Food laden with saturated fat does not drive up levels of the "junk" nutrient in the blood, contrary to popular opinion, research suggests.
Higher consumption of carbohydrates, not saturated fat, was associated with changes linked to diabetes and heart disease, scientists found.
The discovery turns on its head the view of the harmful effects of eating too much saturated fat.
Butter, cheese, fatty cuts of meat, processed meat products such as sausages and bacon, cakes and biscuits are all examples of "unhealthy" foods high in saturated fat.
Starchy carbohydrates such as potatoes, bread, cereals, rice and pasta are considered important for health and should make up about a third of the diet, according to expert advice.
Professor Jeff Volek, from Ohio State University, said: "There is a widespread misunderstanding about saturated fat.
"In population studies, there is clearly no association of dietary saturated fat and heart disease, yet dietary guidelines continue to advocate restriction of saturated fat.

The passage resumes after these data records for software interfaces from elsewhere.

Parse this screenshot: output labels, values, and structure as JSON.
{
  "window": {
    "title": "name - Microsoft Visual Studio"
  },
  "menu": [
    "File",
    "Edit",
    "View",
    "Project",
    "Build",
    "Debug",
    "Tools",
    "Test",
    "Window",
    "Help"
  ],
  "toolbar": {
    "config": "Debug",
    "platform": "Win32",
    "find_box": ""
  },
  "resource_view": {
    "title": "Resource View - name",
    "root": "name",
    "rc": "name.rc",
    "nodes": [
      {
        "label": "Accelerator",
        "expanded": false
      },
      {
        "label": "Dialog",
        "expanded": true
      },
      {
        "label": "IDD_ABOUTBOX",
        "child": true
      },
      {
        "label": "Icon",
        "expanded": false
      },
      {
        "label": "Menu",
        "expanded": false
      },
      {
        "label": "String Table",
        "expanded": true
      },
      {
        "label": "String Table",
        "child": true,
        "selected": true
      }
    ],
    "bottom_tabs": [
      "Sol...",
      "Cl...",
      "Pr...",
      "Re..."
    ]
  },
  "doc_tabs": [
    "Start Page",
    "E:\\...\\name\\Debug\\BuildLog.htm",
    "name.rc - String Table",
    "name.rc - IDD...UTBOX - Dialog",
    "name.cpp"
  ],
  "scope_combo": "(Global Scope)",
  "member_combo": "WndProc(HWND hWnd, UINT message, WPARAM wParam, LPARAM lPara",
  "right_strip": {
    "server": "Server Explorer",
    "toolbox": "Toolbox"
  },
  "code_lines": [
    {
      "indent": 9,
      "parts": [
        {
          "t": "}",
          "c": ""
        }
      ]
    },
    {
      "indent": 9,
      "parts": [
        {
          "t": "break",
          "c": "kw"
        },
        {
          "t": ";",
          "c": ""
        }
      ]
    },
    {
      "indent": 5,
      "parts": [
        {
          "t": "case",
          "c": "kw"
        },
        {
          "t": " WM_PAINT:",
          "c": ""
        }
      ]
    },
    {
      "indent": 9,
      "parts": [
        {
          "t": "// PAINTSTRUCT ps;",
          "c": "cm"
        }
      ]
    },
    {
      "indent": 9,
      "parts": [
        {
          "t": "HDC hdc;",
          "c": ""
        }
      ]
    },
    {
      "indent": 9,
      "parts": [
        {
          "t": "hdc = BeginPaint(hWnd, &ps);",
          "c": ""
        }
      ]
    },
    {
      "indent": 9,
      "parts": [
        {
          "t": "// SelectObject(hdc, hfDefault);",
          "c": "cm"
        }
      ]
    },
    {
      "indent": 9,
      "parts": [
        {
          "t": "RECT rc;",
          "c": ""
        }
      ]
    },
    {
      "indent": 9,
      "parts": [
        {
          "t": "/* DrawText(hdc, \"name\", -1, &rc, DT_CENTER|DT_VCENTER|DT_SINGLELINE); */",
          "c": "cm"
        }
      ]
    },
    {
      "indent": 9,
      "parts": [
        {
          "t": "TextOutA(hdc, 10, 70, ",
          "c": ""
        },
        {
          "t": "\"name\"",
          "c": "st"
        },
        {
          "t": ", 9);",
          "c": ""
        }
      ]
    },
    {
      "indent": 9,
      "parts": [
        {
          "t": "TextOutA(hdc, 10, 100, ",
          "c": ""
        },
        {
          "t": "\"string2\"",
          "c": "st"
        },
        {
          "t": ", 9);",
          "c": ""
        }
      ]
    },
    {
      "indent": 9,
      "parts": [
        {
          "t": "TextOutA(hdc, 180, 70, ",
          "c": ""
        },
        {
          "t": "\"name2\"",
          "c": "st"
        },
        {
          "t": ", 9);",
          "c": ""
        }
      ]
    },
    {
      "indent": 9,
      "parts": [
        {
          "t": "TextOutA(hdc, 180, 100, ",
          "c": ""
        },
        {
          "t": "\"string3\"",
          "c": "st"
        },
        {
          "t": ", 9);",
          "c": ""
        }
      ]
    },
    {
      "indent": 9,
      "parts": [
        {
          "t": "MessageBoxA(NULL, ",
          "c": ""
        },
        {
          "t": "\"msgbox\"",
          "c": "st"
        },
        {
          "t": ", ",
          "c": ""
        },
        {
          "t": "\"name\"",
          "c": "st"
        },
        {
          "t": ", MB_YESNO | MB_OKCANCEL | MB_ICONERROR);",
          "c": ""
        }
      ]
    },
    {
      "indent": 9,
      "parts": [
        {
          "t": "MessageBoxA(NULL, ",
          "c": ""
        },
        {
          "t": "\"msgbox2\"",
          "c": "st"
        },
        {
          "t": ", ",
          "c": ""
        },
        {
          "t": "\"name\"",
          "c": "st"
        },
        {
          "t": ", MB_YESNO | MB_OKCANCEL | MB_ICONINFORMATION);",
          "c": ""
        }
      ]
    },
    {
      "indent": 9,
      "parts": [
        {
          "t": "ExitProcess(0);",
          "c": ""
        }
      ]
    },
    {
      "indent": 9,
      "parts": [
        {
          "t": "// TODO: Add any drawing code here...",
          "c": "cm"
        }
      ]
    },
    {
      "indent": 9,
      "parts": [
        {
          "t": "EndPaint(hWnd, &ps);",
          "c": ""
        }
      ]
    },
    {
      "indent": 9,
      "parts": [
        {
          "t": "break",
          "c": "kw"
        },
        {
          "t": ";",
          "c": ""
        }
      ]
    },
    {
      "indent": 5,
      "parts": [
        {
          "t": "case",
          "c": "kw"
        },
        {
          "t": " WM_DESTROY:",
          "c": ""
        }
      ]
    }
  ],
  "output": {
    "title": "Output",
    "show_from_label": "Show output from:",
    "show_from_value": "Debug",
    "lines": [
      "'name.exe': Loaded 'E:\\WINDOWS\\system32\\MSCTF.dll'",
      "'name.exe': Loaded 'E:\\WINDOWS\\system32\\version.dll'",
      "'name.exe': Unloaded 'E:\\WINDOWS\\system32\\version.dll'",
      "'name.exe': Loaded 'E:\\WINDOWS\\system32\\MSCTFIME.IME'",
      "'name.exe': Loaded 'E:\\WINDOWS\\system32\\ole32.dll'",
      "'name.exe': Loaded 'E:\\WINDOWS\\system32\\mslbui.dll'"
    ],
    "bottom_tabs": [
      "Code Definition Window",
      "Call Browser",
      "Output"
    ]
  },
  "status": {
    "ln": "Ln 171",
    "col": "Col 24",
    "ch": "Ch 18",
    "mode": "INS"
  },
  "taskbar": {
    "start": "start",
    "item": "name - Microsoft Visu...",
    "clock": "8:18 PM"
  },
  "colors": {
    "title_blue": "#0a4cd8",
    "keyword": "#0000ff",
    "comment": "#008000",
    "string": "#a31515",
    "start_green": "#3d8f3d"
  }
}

"That's not scientific and not smart. But studies measuring saturated fat in the blood and risk for heart disease show there is an association.